14. Culture up

Arts, theatre and dance run parallel to (and often intermingle with) music in such an exciting way. In the same vein as the above, just go out, see a bunch of stuff and be excited by a bunch of stuff. You know what, I really need to do this more myself. Oh, and obviously see live music in an array of different settings, because recordings are so photoshopped for things like balance and general editing nowadays. You won’t know how something actually sounds until you hear it live.

 

15. Exercise, stretch, have a good composing setup

Murakami runs and that’s enough for me. It probably should for you too. Seriously though, take care of your body and your mind will feel better for it. See a physio if you get aches and pains, and they can suggest changes you can make to your physical working situation. You will compose better. Just on the subject of exercise, and this is hardly an inspiring story, but once I was running and, around that time, I was writing a serial piece. I memorised the row and its transformations and, as I ran, I looped the rows round in my mind. I came back and finished the piece in 10 minutes. Just kidding, but writing the piece was a lot easier after. Then again, another time I went running and got an entire bottle of Yazoo thrown at me. So swings and roundabouts.

 

16. Apply to competitions, schemes and prizes

Throw out a big wide net and you’ll catch loads more fish. Figuratively. I don’t think this is how fishing actually works. I also need to do this myself more.

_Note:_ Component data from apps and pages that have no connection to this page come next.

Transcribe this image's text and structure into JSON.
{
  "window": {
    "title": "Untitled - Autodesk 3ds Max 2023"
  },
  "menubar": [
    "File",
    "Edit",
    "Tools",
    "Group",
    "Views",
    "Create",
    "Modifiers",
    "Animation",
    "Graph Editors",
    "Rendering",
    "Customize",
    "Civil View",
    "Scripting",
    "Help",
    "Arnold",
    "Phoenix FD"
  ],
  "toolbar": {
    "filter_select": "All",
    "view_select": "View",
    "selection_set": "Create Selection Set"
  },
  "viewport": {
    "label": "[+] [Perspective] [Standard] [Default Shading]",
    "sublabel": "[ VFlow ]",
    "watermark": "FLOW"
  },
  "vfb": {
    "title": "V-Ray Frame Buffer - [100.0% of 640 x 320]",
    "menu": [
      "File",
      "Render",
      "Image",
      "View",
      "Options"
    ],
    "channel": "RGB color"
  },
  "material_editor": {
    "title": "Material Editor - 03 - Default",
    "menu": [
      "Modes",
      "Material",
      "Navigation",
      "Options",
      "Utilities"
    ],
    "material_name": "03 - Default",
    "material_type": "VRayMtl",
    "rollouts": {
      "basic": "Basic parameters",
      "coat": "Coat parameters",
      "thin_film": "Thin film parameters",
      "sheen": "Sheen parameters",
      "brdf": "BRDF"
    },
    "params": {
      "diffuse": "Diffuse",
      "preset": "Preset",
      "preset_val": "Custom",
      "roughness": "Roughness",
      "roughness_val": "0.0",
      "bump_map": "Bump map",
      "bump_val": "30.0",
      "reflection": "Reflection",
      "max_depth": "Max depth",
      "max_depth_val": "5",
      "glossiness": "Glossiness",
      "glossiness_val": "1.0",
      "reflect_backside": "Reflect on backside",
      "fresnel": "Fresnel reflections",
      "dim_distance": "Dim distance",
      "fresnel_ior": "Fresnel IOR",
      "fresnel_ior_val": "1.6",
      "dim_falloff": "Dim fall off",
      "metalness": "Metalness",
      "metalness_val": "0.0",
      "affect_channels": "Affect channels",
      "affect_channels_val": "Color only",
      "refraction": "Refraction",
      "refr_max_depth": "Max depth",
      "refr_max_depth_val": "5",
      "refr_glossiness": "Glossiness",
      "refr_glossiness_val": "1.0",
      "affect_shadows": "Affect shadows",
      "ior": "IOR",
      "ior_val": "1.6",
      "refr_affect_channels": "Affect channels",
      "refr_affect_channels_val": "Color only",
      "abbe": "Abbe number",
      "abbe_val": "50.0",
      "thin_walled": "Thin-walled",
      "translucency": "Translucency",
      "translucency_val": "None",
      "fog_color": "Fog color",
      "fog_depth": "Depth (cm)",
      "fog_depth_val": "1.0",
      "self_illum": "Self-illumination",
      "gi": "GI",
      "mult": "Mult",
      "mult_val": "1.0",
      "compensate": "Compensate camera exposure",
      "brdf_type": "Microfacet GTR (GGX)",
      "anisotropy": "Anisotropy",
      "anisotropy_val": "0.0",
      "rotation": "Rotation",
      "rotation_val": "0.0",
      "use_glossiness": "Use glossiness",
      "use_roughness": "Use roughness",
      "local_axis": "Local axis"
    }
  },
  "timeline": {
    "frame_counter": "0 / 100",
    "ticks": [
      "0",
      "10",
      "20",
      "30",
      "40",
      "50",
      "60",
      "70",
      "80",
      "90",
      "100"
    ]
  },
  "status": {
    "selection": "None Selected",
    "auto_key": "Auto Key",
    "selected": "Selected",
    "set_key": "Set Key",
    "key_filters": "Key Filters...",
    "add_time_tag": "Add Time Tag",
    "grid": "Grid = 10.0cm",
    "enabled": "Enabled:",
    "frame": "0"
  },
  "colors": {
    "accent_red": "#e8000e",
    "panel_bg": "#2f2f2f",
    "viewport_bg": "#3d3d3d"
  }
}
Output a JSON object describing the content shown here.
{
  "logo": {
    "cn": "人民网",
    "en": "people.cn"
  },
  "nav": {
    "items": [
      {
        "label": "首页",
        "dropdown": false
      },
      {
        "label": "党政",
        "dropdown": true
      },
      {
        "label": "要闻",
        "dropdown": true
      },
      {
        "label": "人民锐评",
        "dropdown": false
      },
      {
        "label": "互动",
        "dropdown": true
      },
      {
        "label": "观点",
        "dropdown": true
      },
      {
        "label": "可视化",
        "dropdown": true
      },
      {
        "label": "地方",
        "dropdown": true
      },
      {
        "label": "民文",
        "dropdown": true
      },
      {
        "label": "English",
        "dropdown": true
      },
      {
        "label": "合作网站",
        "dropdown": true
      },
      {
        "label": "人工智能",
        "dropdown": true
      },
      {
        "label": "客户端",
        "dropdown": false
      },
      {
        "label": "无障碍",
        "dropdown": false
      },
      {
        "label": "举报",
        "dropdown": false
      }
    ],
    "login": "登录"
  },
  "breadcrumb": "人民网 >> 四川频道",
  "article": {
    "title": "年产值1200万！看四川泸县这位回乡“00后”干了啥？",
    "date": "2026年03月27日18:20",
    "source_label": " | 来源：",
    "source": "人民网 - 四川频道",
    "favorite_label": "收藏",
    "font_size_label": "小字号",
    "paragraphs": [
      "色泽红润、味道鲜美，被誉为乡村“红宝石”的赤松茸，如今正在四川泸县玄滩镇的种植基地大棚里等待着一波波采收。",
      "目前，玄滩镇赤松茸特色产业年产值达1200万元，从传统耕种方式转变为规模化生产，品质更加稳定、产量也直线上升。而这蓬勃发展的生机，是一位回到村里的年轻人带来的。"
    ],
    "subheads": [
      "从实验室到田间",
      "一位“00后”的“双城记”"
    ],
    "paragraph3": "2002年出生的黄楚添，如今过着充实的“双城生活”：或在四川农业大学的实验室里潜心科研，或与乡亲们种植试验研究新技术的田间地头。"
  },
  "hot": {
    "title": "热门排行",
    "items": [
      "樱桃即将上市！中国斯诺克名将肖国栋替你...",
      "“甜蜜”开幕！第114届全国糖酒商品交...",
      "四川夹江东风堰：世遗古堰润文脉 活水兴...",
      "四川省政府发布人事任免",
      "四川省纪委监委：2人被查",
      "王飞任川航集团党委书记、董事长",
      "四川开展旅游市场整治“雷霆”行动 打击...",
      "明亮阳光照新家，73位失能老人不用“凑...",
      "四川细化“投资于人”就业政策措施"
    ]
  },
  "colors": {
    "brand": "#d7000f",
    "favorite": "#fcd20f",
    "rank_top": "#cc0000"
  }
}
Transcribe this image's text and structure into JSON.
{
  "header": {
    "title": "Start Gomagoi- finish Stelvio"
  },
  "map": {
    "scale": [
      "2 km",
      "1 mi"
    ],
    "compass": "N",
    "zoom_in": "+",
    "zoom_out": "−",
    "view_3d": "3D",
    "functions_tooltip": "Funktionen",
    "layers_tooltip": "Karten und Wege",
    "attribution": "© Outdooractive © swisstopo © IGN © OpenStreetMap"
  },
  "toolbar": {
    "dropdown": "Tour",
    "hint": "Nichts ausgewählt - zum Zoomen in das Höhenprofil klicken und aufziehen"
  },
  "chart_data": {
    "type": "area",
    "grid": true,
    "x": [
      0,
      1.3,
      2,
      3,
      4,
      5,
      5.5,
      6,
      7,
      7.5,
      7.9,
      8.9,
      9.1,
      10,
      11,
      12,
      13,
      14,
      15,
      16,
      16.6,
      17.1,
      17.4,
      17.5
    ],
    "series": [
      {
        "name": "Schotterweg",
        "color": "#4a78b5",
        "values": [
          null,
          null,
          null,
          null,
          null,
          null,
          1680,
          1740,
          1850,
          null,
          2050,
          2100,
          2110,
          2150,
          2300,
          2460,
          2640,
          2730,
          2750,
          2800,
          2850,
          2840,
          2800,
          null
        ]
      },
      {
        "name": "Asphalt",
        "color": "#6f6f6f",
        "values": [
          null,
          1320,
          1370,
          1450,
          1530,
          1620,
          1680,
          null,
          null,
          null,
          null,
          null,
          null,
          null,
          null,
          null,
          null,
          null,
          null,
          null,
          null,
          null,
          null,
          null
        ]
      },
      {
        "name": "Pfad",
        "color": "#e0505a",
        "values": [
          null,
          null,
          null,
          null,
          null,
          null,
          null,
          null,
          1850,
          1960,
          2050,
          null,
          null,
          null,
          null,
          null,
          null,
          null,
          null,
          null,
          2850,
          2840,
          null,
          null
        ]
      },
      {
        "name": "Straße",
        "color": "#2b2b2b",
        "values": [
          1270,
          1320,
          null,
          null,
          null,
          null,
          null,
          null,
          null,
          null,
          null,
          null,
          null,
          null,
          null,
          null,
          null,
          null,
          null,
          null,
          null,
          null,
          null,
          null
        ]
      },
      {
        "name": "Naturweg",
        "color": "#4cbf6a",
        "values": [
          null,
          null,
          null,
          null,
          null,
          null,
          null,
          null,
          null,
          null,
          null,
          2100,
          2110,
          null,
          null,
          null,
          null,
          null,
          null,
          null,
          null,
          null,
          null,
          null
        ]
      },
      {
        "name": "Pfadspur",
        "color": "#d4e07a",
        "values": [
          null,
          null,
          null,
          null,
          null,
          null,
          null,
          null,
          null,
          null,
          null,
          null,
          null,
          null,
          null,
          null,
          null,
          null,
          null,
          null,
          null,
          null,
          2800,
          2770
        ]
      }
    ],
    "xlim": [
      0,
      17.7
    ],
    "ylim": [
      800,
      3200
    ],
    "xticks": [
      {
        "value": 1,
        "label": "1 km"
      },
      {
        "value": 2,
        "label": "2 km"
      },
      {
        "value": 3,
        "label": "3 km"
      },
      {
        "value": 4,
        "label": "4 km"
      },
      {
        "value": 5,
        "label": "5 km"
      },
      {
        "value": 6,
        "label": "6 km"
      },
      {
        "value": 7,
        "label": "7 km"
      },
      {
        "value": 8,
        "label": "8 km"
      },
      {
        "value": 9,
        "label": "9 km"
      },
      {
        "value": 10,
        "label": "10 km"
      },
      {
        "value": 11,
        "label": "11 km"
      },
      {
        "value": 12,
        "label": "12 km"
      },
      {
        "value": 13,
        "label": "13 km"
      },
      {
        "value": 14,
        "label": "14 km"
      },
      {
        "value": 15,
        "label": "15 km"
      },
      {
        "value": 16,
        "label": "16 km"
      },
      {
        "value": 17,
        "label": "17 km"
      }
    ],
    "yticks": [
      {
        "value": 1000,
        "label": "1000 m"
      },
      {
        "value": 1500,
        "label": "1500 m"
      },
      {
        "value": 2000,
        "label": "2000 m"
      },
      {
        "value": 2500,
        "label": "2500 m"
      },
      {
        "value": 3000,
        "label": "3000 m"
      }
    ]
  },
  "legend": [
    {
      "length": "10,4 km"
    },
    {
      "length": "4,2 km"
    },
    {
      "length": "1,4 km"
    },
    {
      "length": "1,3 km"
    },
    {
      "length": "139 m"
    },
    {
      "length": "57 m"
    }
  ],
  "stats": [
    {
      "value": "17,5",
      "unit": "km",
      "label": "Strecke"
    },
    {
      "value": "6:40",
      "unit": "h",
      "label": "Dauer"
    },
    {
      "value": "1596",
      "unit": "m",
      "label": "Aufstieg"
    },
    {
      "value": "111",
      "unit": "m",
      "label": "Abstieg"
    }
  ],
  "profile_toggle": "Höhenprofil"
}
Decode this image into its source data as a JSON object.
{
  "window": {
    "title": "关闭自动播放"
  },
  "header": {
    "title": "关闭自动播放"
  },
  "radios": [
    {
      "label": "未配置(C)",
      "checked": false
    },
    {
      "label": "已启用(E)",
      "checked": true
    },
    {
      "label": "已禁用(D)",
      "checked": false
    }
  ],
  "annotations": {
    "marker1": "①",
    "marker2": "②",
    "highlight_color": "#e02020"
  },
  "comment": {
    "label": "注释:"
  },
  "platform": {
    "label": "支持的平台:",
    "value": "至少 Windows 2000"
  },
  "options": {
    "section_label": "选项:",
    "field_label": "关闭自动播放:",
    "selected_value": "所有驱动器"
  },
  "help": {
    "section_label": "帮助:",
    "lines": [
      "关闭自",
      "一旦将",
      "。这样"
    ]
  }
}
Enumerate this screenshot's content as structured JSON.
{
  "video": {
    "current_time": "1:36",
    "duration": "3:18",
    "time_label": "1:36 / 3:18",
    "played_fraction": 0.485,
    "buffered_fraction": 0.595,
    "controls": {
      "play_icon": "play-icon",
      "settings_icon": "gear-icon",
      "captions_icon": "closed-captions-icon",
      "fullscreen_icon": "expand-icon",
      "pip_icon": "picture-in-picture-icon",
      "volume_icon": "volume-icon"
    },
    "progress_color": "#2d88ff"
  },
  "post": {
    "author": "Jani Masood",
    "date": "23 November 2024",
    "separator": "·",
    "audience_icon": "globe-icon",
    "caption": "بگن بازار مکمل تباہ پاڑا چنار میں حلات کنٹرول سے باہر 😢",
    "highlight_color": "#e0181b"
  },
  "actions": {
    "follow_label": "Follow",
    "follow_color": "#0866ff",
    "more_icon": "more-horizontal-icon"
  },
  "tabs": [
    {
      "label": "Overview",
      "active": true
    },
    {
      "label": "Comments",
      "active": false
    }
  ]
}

There you have it, I don’t have all the answers, or do I? Now PM me, and I’ll send you my account details so you can money me for all the life-changing knowledge you just received, you just got KNOWLEDGED.


Written by Alex Tay